On August 28 1963, a quarter of a million people rallied in Washington, D.C. for the March on Washington for Jobs and Freedom to demand an end to segregation, fair wages and economic justice, voting rights, education, and long overdue civil rights protections. Civil rights leaders took to the podium to issue urgent calls to action that still resonate decades later. Music played a powerful role at the March, and decades later, the performances remain some of the most iconic of the era. People traveled from every corner of the country to join the March, and the unprecedented turnout was the product of the tireless work of civil rights strategist Bayard Rustin, A. Phillip Randolph, Dr. Martin Luther King, Jr. and a coalition of civil rights, labor and religious organizations.
Longtime strategist Bayard Rustin led the logistical operations for the 1963 March on Washington, creating an Organizing Manual for local organizers that laid out the logistics, talking points, and demands. Organizers across the country went to work during the summer of 1963 to mobilize their communities and ensure safe passage to our nation’s capitol. They held meetings, distributed guides for what to expect, raised funds, coordinated buses and trains, and prepared thousands of meals.
As buses pulled into Washington, D.C. and hundreds arrived via trains onto the National Mall, the gravity of the moment and movement was clear. A quarter of a million people marched — the unprecedented turnout was a testament to the power of organizing.
Perhaps one of the most famous speeches in American history, Rev. Dr. Martin Luther King, Jr.’s speech at the March on Washington is known for its “I have a dream…” passage.

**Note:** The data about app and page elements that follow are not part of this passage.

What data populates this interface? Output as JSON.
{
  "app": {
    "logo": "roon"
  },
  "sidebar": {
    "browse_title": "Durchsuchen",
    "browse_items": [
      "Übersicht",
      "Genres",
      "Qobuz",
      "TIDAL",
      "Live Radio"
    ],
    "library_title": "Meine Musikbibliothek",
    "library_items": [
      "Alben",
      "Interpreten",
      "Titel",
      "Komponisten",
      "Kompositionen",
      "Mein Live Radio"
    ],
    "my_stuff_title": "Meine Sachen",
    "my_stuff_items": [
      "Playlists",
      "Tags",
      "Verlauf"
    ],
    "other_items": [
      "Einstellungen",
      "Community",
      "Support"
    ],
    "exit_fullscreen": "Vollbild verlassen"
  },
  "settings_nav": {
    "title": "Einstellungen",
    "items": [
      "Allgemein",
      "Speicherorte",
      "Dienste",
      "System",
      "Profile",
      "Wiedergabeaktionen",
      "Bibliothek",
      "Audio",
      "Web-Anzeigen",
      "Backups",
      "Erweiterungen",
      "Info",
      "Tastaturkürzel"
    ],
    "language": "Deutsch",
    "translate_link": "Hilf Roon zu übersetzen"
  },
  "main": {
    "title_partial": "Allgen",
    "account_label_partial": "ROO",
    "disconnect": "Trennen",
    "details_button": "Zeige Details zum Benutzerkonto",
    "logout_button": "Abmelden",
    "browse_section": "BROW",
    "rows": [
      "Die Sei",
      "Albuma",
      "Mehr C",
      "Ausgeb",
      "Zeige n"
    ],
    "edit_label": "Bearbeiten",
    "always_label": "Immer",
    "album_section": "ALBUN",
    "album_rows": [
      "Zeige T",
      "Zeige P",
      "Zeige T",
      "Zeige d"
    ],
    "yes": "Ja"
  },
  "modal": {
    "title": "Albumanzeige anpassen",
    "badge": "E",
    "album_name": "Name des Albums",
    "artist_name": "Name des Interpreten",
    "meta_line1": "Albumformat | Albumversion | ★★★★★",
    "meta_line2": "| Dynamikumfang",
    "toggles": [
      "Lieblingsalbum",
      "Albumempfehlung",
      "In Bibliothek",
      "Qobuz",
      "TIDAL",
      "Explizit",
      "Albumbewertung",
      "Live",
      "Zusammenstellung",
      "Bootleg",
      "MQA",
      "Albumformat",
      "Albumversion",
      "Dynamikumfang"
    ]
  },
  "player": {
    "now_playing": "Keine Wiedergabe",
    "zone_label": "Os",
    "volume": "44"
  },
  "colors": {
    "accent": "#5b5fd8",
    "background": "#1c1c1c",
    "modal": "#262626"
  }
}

However, that was just one section of a very powerful speech. Throughout his impassioned address, he forthrightly called out the nation’s failure to act in protecting human and civil rights, and he demanded America live up to its promises of emancipation and democracy by guaranteeing the unalienable rights of life, liberty, and the pursuit of happiness for all Americans.
The youngest speaker at the March on Washington was John Lewis, National Chairman of the Student Non-violent Coordinating Committee. He began his speech with a demand for fair wages and equal access to job opportunities. He demanded the federal civil rights bill include a provision that would protect the right to vote and the right to peacefully protest.
Roy Wilkins, Executive Secretary of the NAACP, was one of the last to speak at the March on Washington. In his speech, he demanded equal access to jobs, an end to Jim Crow and segregated schools, and equal access to public space. He urged President Johnson to be outspoken on civil rights and Congress to stop using the filibuster as a crutch to not pass the Civil Rights Act.
In this speech given by Whitney M. Young, the Executive Director of the National Urban League, he implored attendees to take the message of the march beyond just its historic foothold. He drew attention to the continued perseverance of the Black community and rebuked “those who would make deals, water down civil rights legislation, or take cowardly refuge in technical details around elementary human rights.”
Marian Anderson performed “He’s Got The Whole World In His Hands” after Dr. King’s speech. By 1963, Ms. Anderson was a widely acclaimed opera singer and had made her mark on civil rights history. In 1939, Ms. Anderson performed on the steps of the Lincoln Memorial for a crowd of 75,000 after she was barred from performing at a segregated venue in Washington, D.C.
Joan Baez led the crowd in “We Shall Overcome.” Written by Pete Seeger and Guy Carawan, the song became permanently tied to Baez, who was already a folk icon and active in the civil rights movement. Decades later, “We Shall Overcome” is a still a staple in her repertoire.
The group performed “Keep Your Eyes on the Prize,” a classic folk song of the civil rights movement. Like much of folk music, the song’s lyrics have been adapted and traded by different artists and performers throughout history. It remains one of the most iconic and defining songs of the era.